#### TASK TO COMPLETE
Once you have read the data below, print all of it exactly.

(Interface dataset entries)
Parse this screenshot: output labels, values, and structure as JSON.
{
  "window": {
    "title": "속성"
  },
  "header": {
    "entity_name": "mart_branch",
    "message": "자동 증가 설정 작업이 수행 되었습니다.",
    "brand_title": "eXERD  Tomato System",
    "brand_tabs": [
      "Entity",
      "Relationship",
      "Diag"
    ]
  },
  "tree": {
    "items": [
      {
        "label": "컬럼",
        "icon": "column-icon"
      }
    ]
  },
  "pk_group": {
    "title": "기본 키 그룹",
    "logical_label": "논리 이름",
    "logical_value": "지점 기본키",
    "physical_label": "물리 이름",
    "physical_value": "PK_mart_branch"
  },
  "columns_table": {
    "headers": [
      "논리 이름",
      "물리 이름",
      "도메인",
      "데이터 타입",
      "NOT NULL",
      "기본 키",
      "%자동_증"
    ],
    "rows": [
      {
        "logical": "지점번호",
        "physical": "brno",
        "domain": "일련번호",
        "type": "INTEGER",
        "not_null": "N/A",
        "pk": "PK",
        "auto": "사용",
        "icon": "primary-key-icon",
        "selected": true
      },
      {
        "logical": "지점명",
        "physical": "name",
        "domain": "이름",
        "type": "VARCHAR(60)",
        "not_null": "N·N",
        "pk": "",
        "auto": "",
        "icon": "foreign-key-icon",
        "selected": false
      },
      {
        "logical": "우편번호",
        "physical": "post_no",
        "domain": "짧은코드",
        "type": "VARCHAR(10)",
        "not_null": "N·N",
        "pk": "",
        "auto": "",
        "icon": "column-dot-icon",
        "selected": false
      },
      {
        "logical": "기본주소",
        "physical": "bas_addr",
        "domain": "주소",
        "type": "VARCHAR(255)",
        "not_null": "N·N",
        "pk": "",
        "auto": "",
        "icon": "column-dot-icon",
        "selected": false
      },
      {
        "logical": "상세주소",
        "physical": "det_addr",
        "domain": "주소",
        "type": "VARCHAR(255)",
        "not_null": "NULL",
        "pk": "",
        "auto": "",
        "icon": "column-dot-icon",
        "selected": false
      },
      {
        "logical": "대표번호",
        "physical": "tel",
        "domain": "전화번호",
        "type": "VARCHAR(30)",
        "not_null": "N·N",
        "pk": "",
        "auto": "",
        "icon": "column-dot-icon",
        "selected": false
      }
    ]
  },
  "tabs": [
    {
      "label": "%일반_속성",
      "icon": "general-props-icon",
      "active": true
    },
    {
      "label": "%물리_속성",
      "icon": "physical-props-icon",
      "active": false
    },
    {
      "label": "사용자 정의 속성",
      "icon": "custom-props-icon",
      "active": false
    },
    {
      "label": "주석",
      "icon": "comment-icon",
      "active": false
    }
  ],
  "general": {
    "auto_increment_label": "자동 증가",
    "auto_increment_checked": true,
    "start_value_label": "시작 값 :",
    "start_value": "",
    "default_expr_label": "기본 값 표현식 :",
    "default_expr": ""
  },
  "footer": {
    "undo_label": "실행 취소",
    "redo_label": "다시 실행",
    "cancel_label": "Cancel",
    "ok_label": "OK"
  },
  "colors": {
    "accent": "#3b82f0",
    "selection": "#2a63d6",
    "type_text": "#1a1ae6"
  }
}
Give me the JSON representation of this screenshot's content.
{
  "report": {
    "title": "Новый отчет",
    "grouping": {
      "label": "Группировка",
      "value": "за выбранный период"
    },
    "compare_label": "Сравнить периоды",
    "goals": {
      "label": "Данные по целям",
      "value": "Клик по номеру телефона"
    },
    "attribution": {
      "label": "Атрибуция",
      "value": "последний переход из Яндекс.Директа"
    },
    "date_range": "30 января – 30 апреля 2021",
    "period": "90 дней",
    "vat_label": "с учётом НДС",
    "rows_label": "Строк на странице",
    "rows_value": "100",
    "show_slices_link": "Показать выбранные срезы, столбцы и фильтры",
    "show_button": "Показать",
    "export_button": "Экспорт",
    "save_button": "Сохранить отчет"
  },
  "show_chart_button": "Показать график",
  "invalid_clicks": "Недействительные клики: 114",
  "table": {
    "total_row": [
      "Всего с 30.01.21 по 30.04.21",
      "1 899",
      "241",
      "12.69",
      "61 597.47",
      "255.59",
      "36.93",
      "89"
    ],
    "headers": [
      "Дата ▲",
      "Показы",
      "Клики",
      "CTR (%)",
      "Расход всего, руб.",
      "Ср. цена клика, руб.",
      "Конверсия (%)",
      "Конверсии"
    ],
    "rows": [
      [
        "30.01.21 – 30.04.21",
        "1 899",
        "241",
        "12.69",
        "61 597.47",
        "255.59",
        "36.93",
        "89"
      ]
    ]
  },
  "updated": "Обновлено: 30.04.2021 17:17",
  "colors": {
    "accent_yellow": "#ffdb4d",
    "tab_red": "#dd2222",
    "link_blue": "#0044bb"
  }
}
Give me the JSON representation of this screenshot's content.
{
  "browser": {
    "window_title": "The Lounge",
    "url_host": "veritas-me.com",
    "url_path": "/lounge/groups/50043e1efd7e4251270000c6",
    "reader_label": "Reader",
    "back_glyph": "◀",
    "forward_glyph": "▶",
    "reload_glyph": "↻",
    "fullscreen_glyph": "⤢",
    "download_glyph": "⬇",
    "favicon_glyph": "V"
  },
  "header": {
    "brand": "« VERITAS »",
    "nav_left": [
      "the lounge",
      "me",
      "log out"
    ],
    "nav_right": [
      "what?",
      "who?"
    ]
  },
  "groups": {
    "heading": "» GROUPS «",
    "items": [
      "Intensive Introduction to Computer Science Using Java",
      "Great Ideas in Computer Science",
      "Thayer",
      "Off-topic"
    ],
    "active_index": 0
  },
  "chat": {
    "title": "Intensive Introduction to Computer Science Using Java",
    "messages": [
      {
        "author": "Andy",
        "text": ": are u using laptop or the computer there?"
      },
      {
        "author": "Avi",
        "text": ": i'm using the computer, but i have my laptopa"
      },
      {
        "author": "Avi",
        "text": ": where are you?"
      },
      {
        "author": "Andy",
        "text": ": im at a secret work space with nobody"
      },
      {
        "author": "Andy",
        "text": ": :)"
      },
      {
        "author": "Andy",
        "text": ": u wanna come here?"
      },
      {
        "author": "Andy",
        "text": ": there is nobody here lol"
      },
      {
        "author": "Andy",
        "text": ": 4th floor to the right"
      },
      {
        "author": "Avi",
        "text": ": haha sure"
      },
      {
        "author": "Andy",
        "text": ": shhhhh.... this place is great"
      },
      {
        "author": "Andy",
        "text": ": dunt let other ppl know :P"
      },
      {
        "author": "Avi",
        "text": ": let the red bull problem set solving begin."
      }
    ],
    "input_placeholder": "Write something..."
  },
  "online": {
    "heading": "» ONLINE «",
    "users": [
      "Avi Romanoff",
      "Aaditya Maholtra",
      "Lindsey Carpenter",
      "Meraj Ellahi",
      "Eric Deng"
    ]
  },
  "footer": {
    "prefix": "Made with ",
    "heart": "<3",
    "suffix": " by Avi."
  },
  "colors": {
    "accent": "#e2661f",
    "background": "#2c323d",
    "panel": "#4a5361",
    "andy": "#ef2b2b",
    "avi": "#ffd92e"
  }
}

#### REPLY
Parse this screenshot: output labels, values, and structure as JSON.
{
  "window": {
    "title": "속성"
  },
  "header": {
    "entity_name": "mart_branch",
    "message": "자동 증가 설정 작업이 수행 되었습니다.",
    "brand_title": "eXERD  Tomato System",
    "brand_tabs": [
      "Entity",
      "Relationship",
      "Diag"
    ]
  },
  "tree": {
    "items": [
      {
        "label": "컬럼",
        "icon": "column-icon"
      }
    ]
  },
  "pk_group": {
    "title": "기본 키 그룹",
    "logical_label": "논리 이름",
    "logical_value": "지점 기본키",
    "physical_label": "물리 이름",
    "physical_value": "PK_mart_branch"
  },
  "columns_table": {
    "headers": [
      "논리 이름",
      "물리 이름",
      "도메인",
      "데이터 타입",
      "NOT NULL",
      "기본 키",
      "%자동_증"
    ],
    "rows": [
      {
        "logical": "지점번호",
        "physical": "brno",
        "domain": "일련번호",
        "type": "INTEGER",
        "not_null": "N/A",
        "pk": "PK",
        "auto": "사용",
        "icon": "primary-key-icon",
        "selected": true
      },
      {
        "logical": "지점명",
        "physical": "name",
        "domain": "이름",
        "type": "VARCHAR(60)",
        "not_null": "N·N",
        "pk": "",
        "auto": "",
        "icon": "foreign-key-icon",
        "selected": false
      },
      {
        "logical": "우편번호",
        "physical": "post_no",
        "domain": "짧은코드",
        "type": "VARCHAR(10)",
        "not_null": "N·N",
        "pk": "",
        "auto": "",
        "icon": "column-dot-icon",
        "selected": false
      },
      {
        "logical": "기본주소",
        "physical": "bas_addr",
        "domain": "주소",
        "type": "VARCHAR(255)",
        "not_null": "N·N",
        "pk": "",
        "auto": "",
        "icon": "column-dot-icon",
        "selected": false
      },
      {
        "logical": "상세주소",
        "physical": "det_addr",
        "domain": "주소",
        "type": "VARCHAR(255)",
        "not_null": "NULL",
        "pk": "",
        "auto": "",
        "icon": "column-dot-icon",
        "selected": false
      },
      {
        "logical": "대표번호",
        "physical": "tel",
        "domain": "전화번호",
        "type": "VARCHAR(30)",
        "not_null": "N·N",
        "pk": "",
        "auto": "",
        "icon": "column-dot-icon",
        "selected": false
      }
    ]
  },
  "tabs": [
    {
      "label": "%일반_속성",
      "icon": "general-props-icon",
      "active": true
    },
    {
      "label": "%물리_속성",
      "icon": "physical-props-icon",
      "active": false
    },
    {
      "label": "사용자 정의 속성",
      "icon": "custom-props-icon",
      "active": false
    },
    {
      "label": "주석",
      "icon": "comment-icon",
      "active": false
    }
  ],
  "general": {
    "auto_increment_label": "자동 증가",
    "auto_increment_checked": true,
    "start_value_label": "시작 값 :",
    "start_value": "",
    "default_expr_label": "기본 값 표현식 :",
    "default_expr": ""
  },
  "footer": {
    "undo_label": "실행 취소",
    "redo_label": "다시 실행",
    "cancel_label": "Cancel",
    "ok_label": "OK"
  },
  "colors": {
    "accent": "#3b82f0",
    "selection": "#2a63d6",
    "type_text": "#1a1ae6"
  }
}
Give me the JSON representation of this screenshot's content.
{
  "report": {
    "title": "Новый отчет",
    "grouping": {
      "label": "Группировка",
      "value": "за выбранный период"
    },
    "compare_label": "Сравнить периоды",
    "goals": {
      "label": "Данные по целям",
      "value": "Клик по номеру телефона"
    },
    "attribution": {
      "label": "Атрибуция",
      "value": "последний переход из Яндекс.Директа"
    },
    "date_range": "30 января – 30 апреля 2021",
    "period": "90 дней",
    "vat_label": "с учётом НДС",
    "rows_label": "Строк на странице",
    "rows_value": "100",
    "show_slices_link": "Показать выбранные срезы, столбцы и фильтры",
    "show_button": "Показать",
    "export_button": "Экспорт",
    "save_button": "Сохранить отчет"
  },
  "show_chart_button": "Показать график",
  "invalid_clicks": "Недействительные клики: 114",
  "table": {
    "total_row": [
      "Всего с 30.01.21 по 30.04.21",
      "1 899",
      "241",
      "12.69",
      "61 597.47",
      "255.59",
      "36.93",
      "89"
    ],
    "headers": [
      "Дата ▲",
      "Показы",
      "Клики",
      "CTR (%)",
      "Расход всего, руб.",
      "Ср. цена клика, руб.",
      "Конверсия (%)",
      "Конверсии"
    ],
    "rows": [
      [
        "30.01.21 – 30.04.21",
        "1 899",
        "241",
        "12.69",
        "61 597.47",
        "255.59",
        "36.93",
        "89"
      ]
    ]
  },
  "updated": "Обновлено: 30.04.2021 17:17",
  "colors": {
    "accent_yellow": "#ffdb4d",
    "tab_red": "#dd2222",
    "link_blue": "#0044bb"
  }
}
Give me the JSON representation of this screenshot's content.
{
  "browser": {
    "window_title": "The Lounge",
    "url_host": "veritas-me.com",
    "url_path": "/lounge/groups/50043e1efd7e4251270000c6",
    "reader_label": "Reader",
    "back_glyph": "◀",
    "forward_glyph": "▶",
    "reload_glyph": "↻",
    "fullscreen_glyph": "⤢",
    "download_glyph": "⬇",
    "favicon_glyph": "V"
  },
  "header": {
    "brand": "« VERITAS »",
    "nav_left": [
      "the lounge",
      "me",
      "log out"
    ],
    "nav_right": [
      "what?",
      "who?"
    ]
  },
  "groups": {
    "heading": "» GROUPS «",
    "items": [
      "Intensive Introduction to Computer Science Using Java",
      "Great Ideas in Computer Science",
      "Thayer",
      "Off-topic"
    ],
    "active_index": 0
  },
  "chat": {
    "title": "Intensive Introduction to Computer Science Using Java",
    "messages": [
      {
        "author": "Andy",
        "text": ": are u using laptop or the computer there?"
      },
      {
        "author": "Avi",
        "text": ": i'm using the computer, but i have my laptopa"
      },
      {
        "author": "Avi",
        "text": ": where are you?"
      },
      {
        "author": "Andy",
        "text": ": im at a secret work space with nobody"
      },
      {
        "author": "Andy",
        "text": ": :)"
      },
      {
        "author": "Andy",
        "text": ": u wanna come here?"
      },
      {
        "author": "Andy",
        "text": ": there is nobody here lol"
      },
      {
        "author": "Andy",
        "text": ": 4th floor to the right"
      },
      {
        "author": "Avi",
        "text": ": haha sure"
      },
      {
        "author": "Andy",
        "text": ": shhhhh.... this place is great"
      },
      {
        "author": "Andy",
        "text": ": dunt let other ppl know :P"
      },
      {
        "author": "Avi",
        "text": ": let the red bull problem set solving begin."
      }
    ],
    "input_placeholder": "Write something..."
  },
  "online": {
    "heading": "» ONLINE «",
    "users": [
      "Avi Romanoff",
      "Aaditya Maholtra",
      "Lindsey Carpenter",
      "Meraj Ellahi",
      "Eric Deng"
    ]
  },
  "footer": {
    "prefix": "Made with ",
    "heart": "<3",
    "suffix": " by Avi."
  },
  "colors": {
    "accent": "#e2661f",
    "background": "#2c323d",
    "panel": "#4a5361",
    "andy": "#ef2b2b",
    "avi": "#ffd92e"
  }
}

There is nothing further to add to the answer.